In more recent times, many companies in the fashion space have adopted more hybrid approaches by strategically positioning the decoupling point for different product lines. For certain products, these companies adopt a make-to-order (MTO) strategy which allows customers the freedom to personalise their order. Equally, by adopting a make-to-stock model for core product lines based on forecasted demand, these companies also reap the rewards of economies of scale.

How can you reposition the decoupling point?

Be warned, repositioning the decoupling point is a complex decision that requires a deep understanding of the supply chain dynamics as well as your own capabilities. Changing the decoupling point in a supply chain requires careful analysis and consideration.

To optimise the position of the decoupling point in a supply chain, you should first analyse the current decoupling point and evaluate its impact on lead times, inventory levels and customer satisfaction.

Key factors influencing the decoupling point, such as demand patterns, product characteristics and production capabilities, should also be reviewed. And potential alternatives should be explored through scenario and simulation, considering cost, lead times, flexibility and overall performance.

Decoupling point takeaways

In this article, we have explored how you can leverage decoupling points in your supply chain to mitigate risk and improve responsiveness. We have discussed the factors that affect the decoupling point. But more importantly, we have looked at how companies have optimised the position of the decoupling point to create competitive advantage.

Hopefully, you can now apply this insight to your own supply chain to unlock performance improvements and efficiency gains.

Decoupling Point FAQs
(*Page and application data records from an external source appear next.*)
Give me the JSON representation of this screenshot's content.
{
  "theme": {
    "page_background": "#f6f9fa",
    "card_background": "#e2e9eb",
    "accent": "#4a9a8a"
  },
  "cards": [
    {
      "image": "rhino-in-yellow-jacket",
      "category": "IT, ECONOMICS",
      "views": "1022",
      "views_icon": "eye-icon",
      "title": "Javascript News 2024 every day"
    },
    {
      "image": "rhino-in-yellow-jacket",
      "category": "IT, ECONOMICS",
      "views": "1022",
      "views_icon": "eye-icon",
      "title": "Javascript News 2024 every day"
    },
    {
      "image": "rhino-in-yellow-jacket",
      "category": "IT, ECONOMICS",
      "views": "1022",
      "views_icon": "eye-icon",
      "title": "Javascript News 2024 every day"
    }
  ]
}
What is the decoupling point in supply chain management?

The decoupling point in supply chain management refers to the strategic location within a supply chain where inventory is positioned to buffer against uncertainties and disruptions. It represents the point where the supply chain shifts from producing and storing finished goods in anticipation of customer demand to producing and delivering products based on actual customer orders.
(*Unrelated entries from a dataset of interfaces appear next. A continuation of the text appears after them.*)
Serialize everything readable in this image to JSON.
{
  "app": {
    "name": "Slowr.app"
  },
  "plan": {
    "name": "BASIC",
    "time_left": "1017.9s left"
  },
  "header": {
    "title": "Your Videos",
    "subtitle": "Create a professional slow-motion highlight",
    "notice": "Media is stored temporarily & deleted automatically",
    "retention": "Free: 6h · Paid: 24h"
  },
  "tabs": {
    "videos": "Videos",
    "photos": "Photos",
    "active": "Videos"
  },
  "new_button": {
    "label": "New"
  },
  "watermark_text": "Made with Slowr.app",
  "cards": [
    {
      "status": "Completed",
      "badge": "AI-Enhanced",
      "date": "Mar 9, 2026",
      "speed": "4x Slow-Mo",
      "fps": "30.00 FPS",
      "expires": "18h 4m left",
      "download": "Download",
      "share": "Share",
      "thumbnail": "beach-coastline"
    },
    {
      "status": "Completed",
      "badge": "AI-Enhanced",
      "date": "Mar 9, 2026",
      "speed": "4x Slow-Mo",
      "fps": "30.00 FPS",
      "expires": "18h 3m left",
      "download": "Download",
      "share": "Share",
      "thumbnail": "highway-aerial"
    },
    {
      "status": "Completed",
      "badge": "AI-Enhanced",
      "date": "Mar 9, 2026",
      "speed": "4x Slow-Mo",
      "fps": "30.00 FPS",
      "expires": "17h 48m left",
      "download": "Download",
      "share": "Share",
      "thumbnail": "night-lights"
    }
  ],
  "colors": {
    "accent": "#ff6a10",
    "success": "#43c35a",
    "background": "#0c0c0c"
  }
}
Why is the decoupling point considered a critical concept in supply chain design?

The decoupling point is a critical concept in supply chain design as it helps balance two important factors: efficiency and responsiveness. The decoupling point determines when the supply chain transitions from focusing on efficiency to focusing on responsiveness.

In this context, efficiency refers to minimising costs by producing and storing goods in advance, while responsiveness refers to quickly adapting to customer demands. By strategically placing the decoupling point, supply chain managers can optimise inventory levels, reduce lead times, and improve customer service.

What factors should be considered when determining the appropriate location for the decoupling point?

Determining the appropriate location for the decoupling point in a supply chain involves considering several key factors:

  • Customer demand volatility
  • Lead time constraints Vs customer expectations
  • Inventory costs
  • Supplier capabilities and reliability
  • Production and manufacturing capabilities
  • Transportation and logistics considerations
  • Market dynamics
  • Cost considerations and trade-offs
  • Risk and resilience factors
  • Product characteristics and customisation needs
  • Sustainability and environmental impact considerations

What challenges or risks should be considered when implementing changes to the decoupling point in a supply chain?

Repositioning the decoupling point is a nuanced decision that requires a comprehensive grasp of the dynamics within the supply chain as well a solid understanding of your own capabilities. Any change the decoupling point should be based on careful analysis and thoughtful consideration of the following:

  • The potential resistance from supply chain stakeholders who may be accustomed to existing processes and workflows.
  • The risk and potential impact of disruption to established inventory management, production, and distribution strategies.
  • The potential impact on lead times, customer service levels, and overall supply chain performance.